Hunt for the word "number" across the entries below, copying each line that holds it.

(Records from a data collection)
▬▬▬
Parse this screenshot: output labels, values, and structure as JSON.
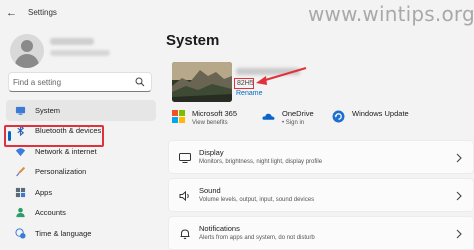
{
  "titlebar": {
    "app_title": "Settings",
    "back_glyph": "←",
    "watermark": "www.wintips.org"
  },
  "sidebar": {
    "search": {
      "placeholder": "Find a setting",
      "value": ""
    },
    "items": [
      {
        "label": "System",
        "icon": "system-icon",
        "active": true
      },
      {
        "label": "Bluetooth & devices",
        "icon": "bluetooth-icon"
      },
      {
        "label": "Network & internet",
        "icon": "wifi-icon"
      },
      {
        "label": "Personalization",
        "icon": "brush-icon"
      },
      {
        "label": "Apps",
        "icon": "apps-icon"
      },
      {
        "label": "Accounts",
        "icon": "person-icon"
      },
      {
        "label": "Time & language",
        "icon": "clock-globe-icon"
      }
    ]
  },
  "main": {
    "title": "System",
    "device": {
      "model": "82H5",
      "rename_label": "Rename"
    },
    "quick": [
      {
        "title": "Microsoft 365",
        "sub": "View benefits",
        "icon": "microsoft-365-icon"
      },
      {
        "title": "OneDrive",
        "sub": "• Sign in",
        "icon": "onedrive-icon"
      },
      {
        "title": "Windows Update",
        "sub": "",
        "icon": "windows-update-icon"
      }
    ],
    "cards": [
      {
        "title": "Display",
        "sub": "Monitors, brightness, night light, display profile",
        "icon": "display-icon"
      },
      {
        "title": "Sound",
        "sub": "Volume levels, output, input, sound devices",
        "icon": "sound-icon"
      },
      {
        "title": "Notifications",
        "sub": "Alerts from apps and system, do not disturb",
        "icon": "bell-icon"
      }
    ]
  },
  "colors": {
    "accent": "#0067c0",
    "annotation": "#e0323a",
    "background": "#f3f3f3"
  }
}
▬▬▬
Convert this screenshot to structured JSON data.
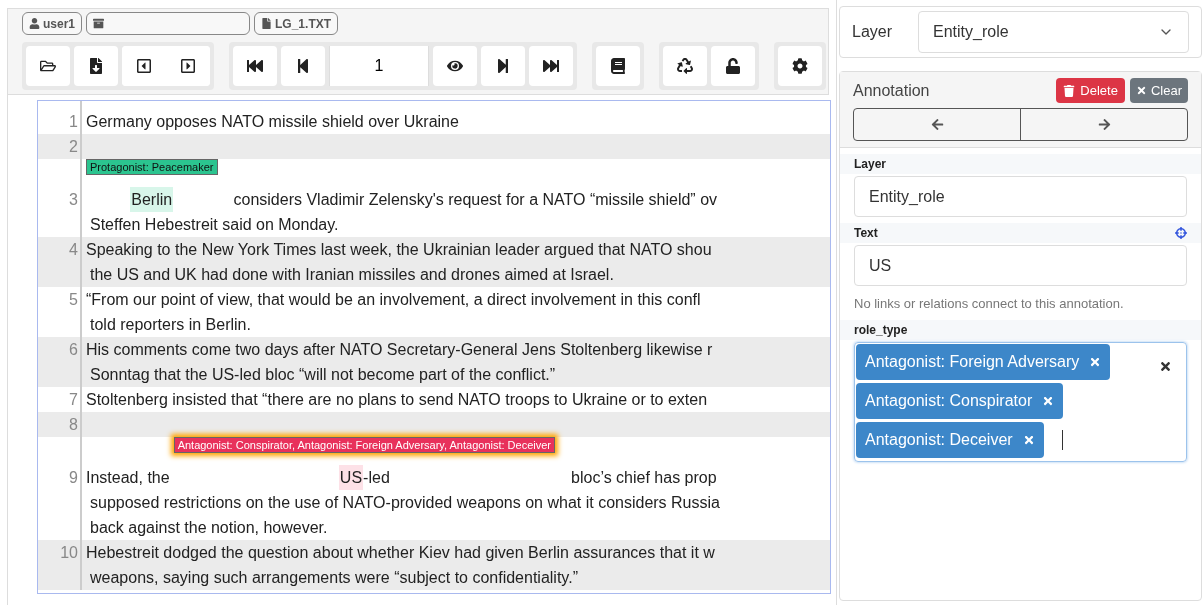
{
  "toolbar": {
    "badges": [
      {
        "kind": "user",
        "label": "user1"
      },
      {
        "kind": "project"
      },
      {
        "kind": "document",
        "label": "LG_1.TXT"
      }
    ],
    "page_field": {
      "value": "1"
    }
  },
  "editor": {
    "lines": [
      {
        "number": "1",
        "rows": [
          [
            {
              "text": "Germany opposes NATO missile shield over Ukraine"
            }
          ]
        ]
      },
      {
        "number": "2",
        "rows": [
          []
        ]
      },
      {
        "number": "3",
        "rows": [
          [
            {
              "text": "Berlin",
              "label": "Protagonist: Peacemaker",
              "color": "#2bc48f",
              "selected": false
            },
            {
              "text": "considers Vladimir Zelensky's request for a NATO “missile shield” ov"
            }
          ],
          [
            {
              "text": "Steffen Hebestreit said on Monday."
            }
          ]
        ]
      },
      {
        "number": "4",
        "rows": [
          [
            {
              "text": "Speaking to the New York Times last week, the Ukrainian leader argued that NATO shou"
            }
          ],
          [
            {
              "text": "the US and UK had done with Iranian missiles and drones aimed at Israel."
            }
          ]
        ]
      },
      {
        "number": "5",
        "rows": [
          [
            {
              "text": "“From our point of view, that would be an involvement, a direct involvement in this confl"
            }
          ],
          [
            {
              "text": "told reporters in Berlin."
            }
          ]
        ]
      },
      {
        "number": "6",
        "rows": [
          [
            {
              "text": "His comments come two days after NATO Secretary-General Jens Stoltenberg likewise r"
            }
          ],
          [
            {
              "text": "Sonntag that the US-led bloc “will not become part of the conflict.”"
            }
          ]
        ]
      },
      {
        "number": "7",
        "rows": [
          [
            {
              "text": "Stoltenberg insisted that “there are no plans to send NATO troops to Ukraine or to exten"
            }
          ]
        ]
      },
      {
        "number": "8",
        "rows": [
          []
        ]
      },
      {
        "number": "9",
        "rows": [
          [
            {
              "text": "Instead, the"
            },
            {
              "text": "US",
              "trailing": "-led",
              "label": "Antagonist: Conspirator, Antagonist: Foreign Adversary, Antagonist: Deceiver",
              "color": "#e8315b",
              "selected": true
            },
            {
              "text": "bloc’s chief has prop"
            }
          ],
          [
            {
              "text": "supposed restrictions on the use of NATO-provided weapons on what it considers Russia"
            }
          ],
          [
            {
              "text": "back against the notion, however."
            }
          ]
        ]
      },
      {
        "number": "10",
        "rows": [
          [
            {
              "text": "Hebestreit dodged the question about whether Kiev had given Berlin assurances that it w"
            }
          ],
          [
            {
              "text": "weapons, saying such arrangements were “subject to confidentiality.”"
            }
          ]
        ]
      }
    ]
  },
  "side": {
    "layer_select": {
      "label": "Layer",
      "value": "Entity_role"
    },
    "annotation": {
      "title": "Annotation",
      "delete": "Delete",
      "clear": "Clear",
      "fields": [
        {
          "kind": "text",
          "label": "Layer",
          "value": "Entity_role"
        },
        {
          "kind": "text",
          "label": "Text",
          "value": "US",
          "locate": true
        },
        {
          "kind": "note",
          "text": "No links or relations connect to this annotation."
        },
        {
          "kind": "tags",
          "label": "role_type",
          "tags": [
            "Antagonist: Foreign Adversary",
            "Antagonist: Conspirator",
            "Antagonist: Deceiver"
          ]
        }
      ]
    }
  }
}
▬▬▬
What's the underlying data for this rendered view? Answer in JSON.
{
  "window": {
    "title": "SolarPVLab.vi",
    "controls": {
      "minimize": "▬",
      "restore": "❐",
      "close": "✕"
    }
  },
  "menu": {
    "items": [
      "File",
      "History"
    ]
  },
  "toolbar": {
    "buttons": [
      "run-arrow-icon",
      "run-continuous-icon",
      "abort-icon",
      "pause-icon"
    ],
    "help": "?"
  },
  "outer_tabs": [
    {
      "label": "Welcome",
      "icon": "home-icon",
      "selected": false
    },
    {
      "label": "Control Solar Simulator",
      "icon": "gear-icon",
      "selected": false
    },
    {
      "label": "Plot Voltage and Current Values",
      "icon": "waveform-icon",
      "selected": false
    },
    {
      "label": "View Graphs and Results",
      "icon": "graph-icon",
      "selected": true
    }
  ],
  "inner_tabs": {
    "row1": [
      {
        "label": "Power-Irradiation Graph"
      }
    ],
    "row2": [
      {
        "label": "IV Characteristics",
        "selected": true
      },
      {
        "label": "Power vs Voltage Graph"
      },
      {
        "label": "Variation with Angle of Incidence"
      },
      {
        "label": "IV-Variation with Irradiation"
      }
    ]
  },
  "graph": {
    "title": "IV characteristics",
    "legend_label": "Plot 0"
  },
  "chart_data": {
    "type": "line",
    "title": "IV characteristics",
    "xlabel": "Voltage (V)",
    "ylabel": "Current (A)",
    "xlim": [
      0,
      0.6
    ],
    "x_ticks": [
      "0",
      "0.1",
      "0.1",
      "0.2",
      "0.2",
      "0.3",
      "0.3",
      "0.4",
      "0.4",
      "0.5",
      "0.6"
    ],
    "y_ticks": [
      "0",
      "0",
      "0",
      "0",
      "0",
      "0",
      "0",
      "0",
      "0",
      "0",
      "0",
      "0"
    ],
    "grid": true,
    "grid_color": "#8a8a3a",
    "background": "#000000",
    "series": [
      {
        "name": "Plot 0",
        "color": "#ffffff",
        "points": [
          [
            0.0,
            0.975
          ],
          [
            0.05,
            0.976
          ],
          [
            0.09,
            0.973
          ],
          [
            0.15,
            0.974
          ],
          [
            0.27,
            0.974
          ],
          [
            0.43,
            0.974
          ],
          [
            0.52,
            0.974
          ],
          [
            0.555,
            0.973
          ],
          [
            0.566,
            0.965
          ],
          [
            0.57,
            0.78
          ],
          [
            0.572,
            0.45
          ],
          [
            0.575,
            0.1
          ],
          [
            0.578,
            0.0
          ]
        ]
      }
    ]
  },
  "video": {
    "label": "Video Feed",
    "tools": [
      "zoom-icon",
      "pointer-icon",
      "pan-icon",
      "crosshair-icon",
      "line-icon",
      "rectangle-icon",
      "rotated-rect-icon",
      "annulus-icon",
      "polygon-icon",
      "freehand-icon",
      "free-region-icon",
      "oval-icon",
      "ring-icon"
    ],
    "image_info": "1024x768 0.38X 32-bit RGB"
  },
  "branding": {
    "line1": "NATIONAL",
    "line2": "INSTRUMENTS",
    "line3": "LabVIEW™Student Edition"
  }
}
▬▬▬
_Your solution_:
        "number": "1",
        "number": "2",
        "number": "3",
        "number": "4",
        "number": "5",
        "number": "6",
        "number": "7",
        "number": "8",
        "number": "9",
        "number": "10",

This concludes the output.